BEIJING // Analysts are optimistic about the prospect of North Korea's return to stalled nuclear talks after the country's leader, Kim Jong-il, made a visit to China's capital this week. Mr Kim wrapped up his visit yesterday, meeting the Chinese president, Hu Jintao, for the second time on his trip and other top leaders, including the prime minister, Wen Jiabao, according to South Korean news outlets.
The North Korean leader was in Beijing on Wednesday, after inspecting two booming Chinese industrial cities, Dalian, and Tianjin, and attended a banquet that night, hosted by Mr Hu at the Great Hall of People, next to Tiananmen Square. The unusually long four-and-a-half-hour gala also likely included a meeting between Mr Kim and Mr Hu, South Korean analysts said. "It's a significant meeting in that Chinese top leaders engaged in a direct dialogue with North Korea's top leader," said Sun Zhe, a professor on international studies at China's Tsinghua University in Beijing. The question now, he said, is how soon will North Korea reopen talks?
Mr Kim's visit came at a time when China's highest decision-makers were all in the country. They form the Polituro Standing Commitee, which includes Mr Hu and the vice president, Xi Jinping. Crucial foreign relations decisions, such as North Korean issues, require the committee's consensus to move forward. "North Korea is likely to make a statement, much more forward-looking than it made previously, in rejoining the nuclear negotiation," said Yang Moo-jin of Seoul's University of North Korean Studies, who also expects a positive outcome.
Mr Kim's visit has been shrouded in secrecy. Yesterday was Mr Kim's fourth day in the country and the Chinese government had still not acknowledged his visit. The state-controlled media kept silent, even after Mr Kim's large convoy of 43 North Korean-flagged limousines, escorted by police, conspicuously drove through Beijing's touristy Changanjie boulevard. "We have no information," said Jiang Yu, a Chinese foreign ministry spokeswoman, during a regular press conference yesterday, basically repeating what she said on Tuesday about Mr Kim's visit.
China's popular Global Times, the international news arm of the official People's Daily, chose to be an exception. Yesterday it said Mr Kim "reportedly" arrived in Beijing, but attributed it to foreign news reports. Mr Kim's trip to China was slightly different this time. Although China did not officially acknowledge his presence in the country, the world knew where the North Korean leader was partly because of his own openness. He chose the luxurious Fulihua Hotel in the commercial district of downtown Dalian city for his first stopover and ventured outside of it three times, taking with him a convoy of about 40 vehicles - in contrast with his behaviour on earlier visits when he tried to avoid exposure.

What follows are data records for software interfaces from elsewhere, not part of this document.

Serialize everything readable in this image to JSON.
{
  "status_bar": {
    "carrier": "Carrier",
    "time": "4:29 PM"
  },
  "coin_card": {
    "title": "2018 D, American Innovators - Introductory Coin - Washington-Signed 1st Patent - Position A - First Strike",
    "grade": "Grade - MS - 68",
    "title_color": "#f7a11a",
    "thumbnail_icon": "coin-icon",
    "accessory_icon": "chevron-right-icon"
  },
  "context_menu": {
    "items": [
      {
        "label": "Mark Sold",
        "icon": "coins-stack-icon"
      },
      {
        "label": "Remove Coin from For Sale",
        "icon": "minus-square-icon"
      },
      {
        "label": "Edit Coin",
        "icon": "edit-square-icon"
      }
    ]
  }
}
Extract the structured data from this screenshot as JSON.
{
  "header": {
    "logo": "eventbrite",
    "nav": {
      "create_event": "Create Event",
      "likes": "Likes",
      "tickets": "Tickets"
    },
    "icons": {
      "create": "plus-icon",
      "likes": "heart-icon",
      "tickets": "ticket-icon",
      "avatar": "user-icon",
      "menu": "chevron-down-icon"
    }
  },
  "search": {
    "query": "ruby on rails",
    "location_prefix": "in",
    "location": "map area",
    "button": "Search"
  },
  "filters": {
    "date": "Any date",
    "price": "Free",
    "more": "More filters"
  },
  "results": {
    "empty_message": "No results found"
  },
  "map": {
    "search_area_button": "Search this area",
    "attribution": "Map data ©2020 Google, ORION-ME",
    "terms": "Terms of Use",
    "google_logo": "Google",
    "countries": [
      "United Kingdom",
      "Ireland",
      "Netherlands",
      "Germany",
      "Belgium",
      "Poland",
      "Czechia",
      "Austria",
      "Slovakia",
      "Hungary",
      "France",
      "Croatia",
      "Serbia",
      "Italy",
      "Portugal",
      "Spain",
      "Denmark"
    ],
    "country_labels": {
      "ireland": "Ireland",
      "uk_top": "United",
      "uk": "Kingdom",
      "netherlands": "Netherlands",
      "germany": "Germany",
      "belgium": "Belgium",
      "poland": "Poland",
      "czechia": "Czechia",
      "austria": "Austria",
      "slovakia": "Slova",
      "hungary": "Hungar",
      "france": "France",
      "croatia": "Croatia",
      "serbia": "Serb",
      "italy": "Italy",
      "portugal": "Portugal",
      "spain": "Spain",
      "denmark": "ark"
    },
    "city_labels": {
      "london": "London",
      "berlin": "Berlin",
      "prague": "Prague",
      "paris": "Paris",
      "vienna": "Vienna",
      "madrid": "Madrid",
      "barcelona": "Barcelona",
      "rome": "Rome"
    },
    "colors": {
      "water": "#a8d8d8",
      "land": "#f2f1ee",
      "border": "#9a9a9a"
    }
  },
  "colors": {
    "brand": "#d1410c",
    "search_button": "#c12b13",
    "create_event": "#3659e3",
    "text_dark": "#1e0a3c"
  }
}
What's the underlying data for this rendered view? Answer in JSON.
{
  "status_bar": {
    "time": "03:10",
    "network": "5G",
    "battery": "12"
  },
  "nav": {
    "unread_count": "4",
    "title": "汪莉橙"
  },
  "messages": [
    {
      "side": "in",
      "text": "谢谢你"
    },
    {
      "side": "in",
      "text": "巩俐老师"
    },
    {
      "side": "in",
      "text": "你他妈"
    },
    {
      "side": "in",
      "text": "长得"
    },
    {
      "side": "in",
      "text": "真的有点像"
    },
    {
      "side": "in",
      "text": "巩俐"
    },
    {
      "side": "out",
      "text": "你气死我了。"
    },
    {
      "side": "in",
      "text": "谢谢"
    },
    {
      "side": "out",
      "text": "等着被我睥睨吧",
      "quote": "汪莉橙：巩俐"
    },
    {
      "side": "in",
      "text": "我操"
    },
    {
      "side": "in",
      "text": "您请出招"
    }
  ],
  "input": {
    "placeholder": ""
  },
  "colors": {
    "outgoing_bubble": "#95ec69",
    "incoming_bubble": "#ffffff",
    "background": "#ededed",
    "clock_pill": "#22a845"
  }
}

Mr Yang in Seoul said the unusual visibility of Mr Kim in China was intentional and that the subtle yet choreographed visibility reveals China's confidence that Mr Kim's visit would yield a positive outcome on the nuclear negotiation front. South Korean media bemoaned China's red carpet treatment for Mr Kim, adding that Beijing paid for Mr Kim's entire stay. The visit also came at a sensitive time when investigations are still under way for the sinking a South Korean navy warship that killed 46 sailors. North Korea remains a prime suspect, though it denies involvement.
Officials in Seoul have said they will not take part in the six-party nuclear talks with North Korea until they determine the cause for the sinking of the warship. Now, with Mr Kim's China visit, South Korea is worried that the other parties to the nuclear talks, including its ally the US, will engage Pyongyang and move forward on the talks, leaving South Korea behind. Still, internationally China's economic support for North Korea has been drawing strong complaints.
John Park, a senior fellow at the US Institute of Peace who focuses on North East Asian security, said China's shoring up of North Korea's economy and Mr Kim's regime is a way to manage its neighbour. "I think the Chinese thinking goes that it is much more prudent to deal with a known quantity that is very difficult, than to deal with uncertainty." Andrei Lankov, a Russia-born expert on North Korea who teaches at Seoul's Kookmin University, said one of the reasons China still "tries to keep North Korea afloat" economically is its fear of an influx of refugees in case of the country's collapse.
He added that China will continue to give economic aid to North Korea in exchange for "a few meaningless declarations" about its willingness to denuclearise. Chinese analysts, however, believe it is actually the US that holds the key to the nuclear issue. "China is a middleman. China plays a key role," said Mr Sun at Tsinghua University. "But the most important player is the United States. North Korea always wants a direct dialogue with the US."